Repeat every line of the material, character for character.

◆ ◆ ◆ ◆

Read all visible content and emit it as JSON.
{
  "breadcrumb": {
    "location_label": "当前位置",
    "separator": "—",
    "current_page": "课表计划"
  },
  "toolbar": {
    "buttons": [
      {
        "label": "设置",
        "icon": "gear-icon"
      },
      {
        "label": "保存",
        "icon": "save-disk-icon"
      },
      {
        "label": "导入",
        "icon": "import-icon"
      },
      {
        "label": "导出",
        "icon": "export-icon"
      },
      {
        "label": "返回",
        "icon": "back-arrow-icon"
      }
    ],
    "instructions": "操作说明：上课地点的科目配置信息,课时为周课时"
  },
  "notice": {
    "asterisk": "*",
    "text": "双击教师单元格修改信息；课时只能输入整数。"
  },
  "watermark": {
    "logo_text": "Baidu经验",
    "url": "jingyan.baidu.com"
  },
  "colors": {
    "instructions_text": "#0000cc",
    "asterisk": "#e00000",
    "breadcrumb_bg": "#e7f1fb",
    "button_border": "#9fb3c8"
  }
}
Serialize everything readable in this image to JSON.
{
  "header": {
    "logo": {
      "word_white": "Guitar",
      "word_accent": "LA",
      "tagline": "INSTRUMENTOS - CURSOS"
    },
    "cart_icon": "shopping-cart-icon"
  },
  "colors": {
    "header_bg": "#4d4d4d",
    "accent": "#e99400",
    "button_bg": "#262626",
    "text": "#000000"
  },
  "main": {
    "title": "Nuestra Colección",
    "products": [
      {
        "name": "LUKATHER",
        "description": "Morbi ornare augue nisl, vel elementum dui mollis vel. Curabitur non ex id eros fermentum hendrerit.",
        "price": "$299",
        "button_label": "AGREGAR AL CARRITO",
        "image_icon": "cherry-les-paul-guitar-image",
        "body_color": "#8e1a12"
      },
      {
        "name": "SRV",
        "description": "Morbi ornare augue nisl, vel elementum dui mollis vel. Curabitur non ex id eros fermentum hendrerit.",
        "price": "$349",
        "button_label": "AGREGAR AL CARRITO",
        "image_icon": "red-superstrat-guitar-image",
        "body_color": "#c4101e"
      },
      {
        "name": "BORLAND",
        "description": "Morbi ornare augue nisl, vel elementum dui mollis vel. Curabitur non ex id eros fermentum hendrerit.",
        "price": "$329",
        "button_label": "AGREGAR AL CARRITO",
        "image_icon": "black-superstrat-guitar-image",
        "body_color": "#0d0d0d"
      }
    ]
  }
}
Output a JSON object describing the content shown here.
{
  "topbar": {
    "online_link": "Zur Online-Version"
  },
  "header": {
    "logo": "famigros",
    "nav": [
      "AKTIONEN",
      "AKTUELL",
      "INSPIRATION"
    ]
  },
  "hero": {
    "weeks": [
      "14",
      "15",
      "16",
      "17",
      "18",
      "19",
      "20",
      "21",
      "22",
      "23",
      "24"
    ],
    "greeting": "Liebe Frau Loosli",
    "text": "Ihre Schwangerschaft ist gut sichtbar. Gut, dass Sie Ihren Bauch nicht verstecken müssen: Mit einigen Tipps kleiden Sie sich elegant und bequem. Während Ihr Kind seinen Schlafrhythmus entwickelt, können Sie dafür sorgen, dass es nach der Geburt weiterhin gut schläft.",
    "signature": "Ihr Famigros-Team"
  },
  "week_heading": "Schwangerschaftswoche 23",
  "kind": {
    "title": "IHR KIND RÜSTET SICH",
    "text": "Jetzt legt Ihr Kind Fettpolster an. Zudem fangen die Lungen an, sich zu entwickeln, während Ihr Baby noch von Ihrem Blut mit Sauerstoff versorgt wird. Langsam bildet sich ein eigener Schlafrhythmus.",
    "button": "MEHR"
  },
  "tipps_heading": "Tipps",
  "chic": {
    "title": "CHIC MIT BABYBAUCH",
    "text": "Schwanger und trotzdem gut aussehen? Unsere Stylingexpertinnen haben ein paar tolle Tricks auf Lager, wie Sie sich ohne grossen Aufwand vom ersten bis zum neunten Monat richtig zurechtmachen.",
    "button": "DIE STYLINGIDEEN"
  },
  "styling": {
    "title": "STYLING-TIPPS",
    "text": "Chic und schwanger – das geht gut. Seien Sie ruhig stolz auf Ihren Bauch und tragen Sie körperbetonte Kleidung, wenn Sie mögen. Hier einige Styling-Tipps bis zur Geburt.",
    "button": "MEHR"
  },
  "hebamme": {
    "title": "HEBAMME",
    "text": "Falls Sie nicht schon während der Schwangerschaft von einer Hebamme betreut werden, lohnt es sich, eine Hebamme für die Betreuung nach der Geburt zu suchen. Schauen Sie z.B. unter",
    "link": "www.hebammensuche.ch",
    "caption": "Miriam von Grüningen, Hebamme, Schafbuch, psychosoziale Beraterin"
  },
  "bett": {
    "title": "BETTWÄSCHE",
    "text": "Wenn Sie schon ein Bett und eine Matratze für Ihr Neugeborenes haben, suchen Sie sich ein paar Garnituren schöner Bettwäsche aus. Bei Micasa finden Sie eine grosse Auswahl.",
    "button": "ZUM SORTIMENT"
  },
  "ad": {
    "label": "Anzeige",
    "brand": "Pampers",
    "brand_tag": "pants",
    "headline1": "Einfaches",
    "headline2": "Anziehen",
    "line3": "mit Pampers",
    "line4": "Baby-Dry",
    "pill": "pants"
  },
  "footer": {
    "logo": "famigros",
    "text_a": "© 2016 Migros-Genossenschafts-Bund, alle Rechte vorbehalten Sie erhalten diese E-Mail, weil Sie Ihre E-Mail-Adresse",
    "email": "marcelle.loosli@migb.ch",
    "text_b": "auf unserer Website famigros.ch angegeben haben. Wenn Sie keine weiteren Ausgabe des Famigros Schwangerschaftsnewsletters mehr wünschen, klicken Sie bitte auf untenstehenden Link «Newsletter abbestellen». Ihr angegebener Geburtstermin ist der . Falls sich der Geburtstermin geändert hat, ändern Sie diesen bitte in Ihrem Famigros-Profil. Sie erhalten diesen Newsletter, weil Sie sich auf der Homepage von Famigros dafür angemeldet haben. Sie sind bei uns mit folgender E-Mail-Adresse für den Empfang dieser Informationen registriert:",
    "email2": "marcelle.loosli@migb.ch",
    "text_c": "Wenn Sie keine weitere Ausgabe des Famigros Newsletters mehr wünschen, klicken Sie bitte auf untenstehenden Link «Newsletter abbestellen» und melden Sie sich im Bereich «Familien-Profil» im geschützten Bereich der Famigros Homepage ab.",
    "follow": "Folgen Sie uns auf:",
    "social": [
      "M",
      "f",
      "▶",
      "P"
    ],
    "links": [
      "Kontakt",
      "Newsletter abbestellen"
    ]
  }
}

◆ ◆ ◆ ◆

RESPONSE TO THE TASK:
Read all visible content and emit it as JSON.
{
  "breadcrumb": {
    "location_label": "当前位置",
    "separator": "—",
    "current_page": "课表计划"
  },
  "toolbar": {
    "buttons": [
      {
        "label": "设置",
        "icon": "gear-icon"
      },
      {
        "label": "保存",
        "icon": "save-disk-icon"
      },
      {
        "label": "导入",
        "icon": "import-icon"
      },
      {
        "label": "导出",
        "icon": "export-icon"
      },
      {
        "label": "返回",
        "icon": "back-arrow-icon"
      }
    ],
    "instructions": "操作说明：上课地点的科目配置信息,课时为周课时"
  },
  "notice": {
    "asterisk": "*",
    "text": "双击教师单元格修改信息；课时只能输入整数。"
  },
  "watermark": {
    "logo_text": "Baidu经验",
    "url": "jingyan.baidu.com"
  },
  "colors": {
    "instructions_text": "#0000cc",
    "asterisk": "#e00000",
    "breadcrumb_bg": "#e7f1fb",
    "button_border": "#9fb3c8"
  }
}
Serialize everything readable in this image to JSON.
{
  "header": {
    "logo": {
      "word_white": "Guitar",
      "word_accent": "LA",
      "tagline": "INSTRUMENTOS - CURSOS"
    },
    "cart_icon": "shopping-cart-icon"
  },
  "colors": {
    "header_bg": "#4d4d4d",
    "accent": "#e99400",
    "button_bg": "#262626",
    "text": "#000000"
  },
  "main": {
    "title": "Nuestra Colección",
    "products": [
      {
        "name": "LUKATHER",
        "description": "Morbi ornare augue nisl, vel elementum dui mollis vel. Curabitur non ex id eros fermentum hendrerit.",
        "price": "$299",
        "button_label": "AGREGAR AL CARRITO",
        "image_icon": "cherry-les-paul-guitar-image",
        "body_color": "#8e1a12"
      },
      {
        "name": "SRV",
        "description": "Morbi ornare augue nisl, vel elementum dui mollis vel. Curabitur non ex id eros fermentum hendrerit.",
        "price": "$349",
        "button_label": "AGREGAR AL CARRITO",
        "image_icon": "red-superstrat-guitar-image",
        "body_color": "#c4101e"
      },
      {
        "name": "BORLAND",
        "description": "Morbi ornare augue nisl, vel elementum dui mollis vel. Curabitur non ex id eros fermentum hendrerit.",
        "price": "$329",
        "button_label": "AGREGAR AL CARRITO",
        "image_icon": "black-superstrat-guitar-image",
        "body_color": "#0d0d0d"
      }
    ]
  }
}
Output a JSON object describing the content shown here.
{
  "topbar": {
    "online_link": "Zur Online-Version"
  },
  "header": {
    "logo": "famigros",
    "nav": [
      "AKTIONEN",
      "AKTUELL",
      "INSPIRATION"
    ]
  },
  "hero": {
    "weeks": [
      "14",
      "15",
      "16",
      "17",
      "18",
      "19",
      "20",
      "21",
      "22",
      "23",
      "24"
    ],
    "greeting": "Liebe Frau Loosli",
    "text": "Ihre Schwangerschaft ist gut sichtbar. Gut, dass Sie Ihren Bauch nicht verstecken müssen: Mit einigen Tipps kleiden Sie sich elegant und bequem. Während Ihr Kind seinen Schlafrhythmus entwickelt, können Sie dafür sorgen, dass es nach der Geburt weiterhin gut schläft.",
    "signature": "Ihr Famigros-Team"
  },
  "week_heading": "Schwangerschaftswoche 23",
  "kind": {
    "title": "IHR KIND RÜSTET SICH",
    "text": "Jetzt legt Ihr Kind Fettpolster an. Zudem fangen die Lungen an, sich zu entwickeln, während Ihr Baby noch von Ihrem Blut mit Sauerstoff versorgt wird. Langsam bildet sich ein eigener Schlafrhythmus.",
    "button": "MEHR"
  },
  "tipps_heading": "Tipps",
  "chic": {
    "title": "CHIC MIT BABYBAUCH",
    "text": "Schwanger und trotzdem gut aussehen? Unsere Stylingexpertinnen haben ein paar tolle Tricks auf Lager, wie Sie sich ohne grossen Aufwand vom ersten bis zum neunten Monat richtig zurechtmachen.",
    "button": "DIE STYLINGIDEEN"
  },
  "styling": {
    "title": "STYLING-TIPPS",
    "text": "Chic und schwanger – das geht gut. Seien Sie ruhig stolz auf Ihren Bauch und tragen Sie körperbetonte Kleidung, wenn Sie mögen. Hier einige Styling-Tipps bis zur Geburt.",
    "button": "MEHR"
  },
  "hebamme": {
    "title": "HEBAMME",
    "text": "Falls Sie nicht schon während der Schwangerschaft von einer Hebamme betreut werden, lohnt es sich, eine Hebamme für die Betreuung nach der Geburt zu suchen. Schauen Sie z.B. unter",
    "link": "www.hebammensuche.ch",
    "caption": "Miriam von Grüningen, Hebamme, Schafbuch, psychosoziale Beraterin"
  },
  "bett": {
    "title": "BETTWÄSCHE",
    "text": "Wenn Sie schon ein Bett und eine Matratze für Ihr Neugeborenes haben, suchen Sie sich ein paar Garnituren schöner Bettwäsche aus. Bei Micasa finden Sie eine grosse Auswahl.",
    "button": "ZUM SORTIMENT"
  },
  "ad": {
    "label": "Anzeige",
    "brand": "Pampers",
    "brand_tag": "pants",
    "headline1": "Einfaches",
    "headline2": "Anziehen",
    "line3": "mit Pampers",
    "line4": "Baby-Dry",
    "pill": "pants"
  },
  "footer": {
    "logo": "famigros",
    "text_a": "© 2016 Migros-Genossenschafts-Bund, alle Rechte vorbehalten Sie erhalten diese E-Mail, weil Sie Ihre E-Mail-Adresse",
    "email": "marcelle.loosli@migb.ch",
    "text_b": "auf unserer Website famigros.ch angegeben haben. Wenn Sie keine weiteren Ausgabe des Famigros Schwangerschaftsnewsletters mehr wünschen, klicken Sie bitte auf untenstehenden Link «Newsletter abbestellen». Ihr angegebener Geburtstermin ist der . Falls sich der Geburtstermin geändert hat, ändern Sie diesen bitte in Ihrem Famigros-Profil. Sie erhalten diesen Newsletter, weil Sie sich auf der Homepage von Famigros dafür angemeldet haben. Sie sind bei uns mit folgender E-Mail-Adresse für den Empfang dieser Informationen registriert:",
    "email2": "marcelle.loosli@migb.ch",
    "text_c": "Wenn Sie keine weitere Ausgabe des Famigros Newsletters mehr wünschen, klicken Sie bitte auf untenstehenden Link «Newsletter abbestellen» und melden Sie sich im Bereich «Familien-Profil» im geschützten Bereich der Famigros Homepage ab.",
    "follow": "Folgen Sie uns auf:",
    "social": [
      "M",
      "f",
      "▶",
      "P"
    ],
    "links": [
      "Kontakt",
      "Newsletter abbestellen"
    ]
  }
}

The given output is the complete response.